### YOUR OBJECTIVE
Give back all of the records, exactly and completely.

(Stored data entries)
------------
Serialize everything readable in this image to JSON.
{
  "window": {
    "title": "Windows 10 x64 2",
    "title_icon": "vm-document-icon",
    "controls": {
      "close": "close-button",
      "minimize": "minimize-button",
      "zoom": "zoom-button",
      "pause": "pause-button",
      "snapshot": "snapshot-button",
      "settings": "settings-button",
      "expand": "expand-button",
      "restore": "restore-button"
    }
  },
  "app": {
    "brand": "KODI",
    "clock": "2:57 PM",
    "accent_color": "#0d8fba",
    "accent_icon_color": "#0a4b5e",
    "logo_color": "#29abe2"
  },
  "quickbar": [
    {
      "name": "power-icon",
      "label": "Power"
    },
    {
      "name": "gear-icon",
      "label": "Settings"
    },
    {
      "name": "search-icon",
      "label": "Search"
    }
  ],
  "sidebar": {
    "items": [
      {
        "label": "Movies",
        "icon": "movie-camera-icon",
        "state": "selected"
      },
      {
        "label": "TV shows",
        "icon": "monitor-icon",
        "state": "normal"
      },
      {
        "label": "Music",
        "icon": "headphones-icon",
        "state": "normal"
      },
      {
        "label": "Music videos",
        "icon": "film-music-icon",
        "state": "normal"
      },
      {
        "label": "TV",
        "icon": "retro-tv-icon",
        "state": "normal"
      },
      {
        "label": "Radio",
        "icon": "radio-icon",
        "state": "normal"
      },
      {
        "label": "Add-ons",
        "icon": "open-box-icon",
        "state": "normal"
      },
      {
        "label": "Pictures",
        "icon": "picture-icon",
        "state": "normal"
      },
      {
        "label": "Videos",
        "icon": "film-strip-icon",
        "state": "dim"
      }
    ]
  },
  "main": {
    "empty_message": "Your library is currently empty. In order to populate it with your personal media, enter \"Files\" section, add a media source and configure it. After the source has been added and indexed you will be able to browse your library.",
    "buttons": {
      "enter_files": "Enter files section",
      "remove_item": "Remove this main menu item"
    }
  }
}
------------
### EXERCISE RESULT
Serialize everything readable in this image to JSON.
{
  "window": {
    "title": "Windows 10 x64 2",
    "title_icon": "vm-document-icon",
    "controls": {
      "close": "close-button",
      "minimize": "minimize-button",
      "zoom": "zoom-button",
      "pause": "pause-button",
      "snapshot": "snapshot-button",
      "settings": "settings-button",
      "expand": "expand-button",
      "restore": "restore-button"
    }
  },
  "app": {
    "brand": "KODI",
    "clock": "2:57 PM",
    "accent_color": "#0d8fba",
    "accent_icon_color": "#0a4b5e",
    "logo_color": "#29abe2"
  },
  "quickbar": [
    {
      "name": "power-icon",
      "label": "Power"
    },
    {
      "name": "gear-icon",
      "label": "Settings"
    },
    {
      "name": "search-icon",
      "label": "Search"
    }
  ],
  "sidebar": {
    "items": [
      {
        "label": "Movies",
        "icon": "movie-camera-icon",
        "state": "selected"
      },
      {
        "label": "TV shows",
        "icon": "monitor-icon",
        "state": "normal"
      },
      {
        "label": "Music",
        "icon": "headphones-icon",
        "state": "normal"
      },
      {
        "label": "Music videos",
        "icon": "film-music-icon",
        "state": "normal"
      },
      {
        "label": "TV",
        "icon": "retro-tv-icon",
        "state": "normal"
      },
      {
        "label": "Radio",
        "icon": "radio-icon",
        "state": "normal"
      },
      {
        "label": "Add-ons",
        "icon": "open-box-icon",
        "state": "normal"
      },
      {
        "label": "Pictures",
        "icon": "picture-icon",
        "state": "normal"
      },
      {
        "label": "Videos",
        "icon": "film-strip-icon",
        "state": "dim"
      }
    ]
  },
  "main": {
    "empty_message": "Your library is currently empty. In order to populate it with your personal media, enter \"Files\" section, add a media source and configure it. After the source has been added and indexed you will be able to browse your library.",
    "buttons": {
      "enter_files": "Enter files section",
      "remove_item": "Remove this main menu item"
    }
  }
}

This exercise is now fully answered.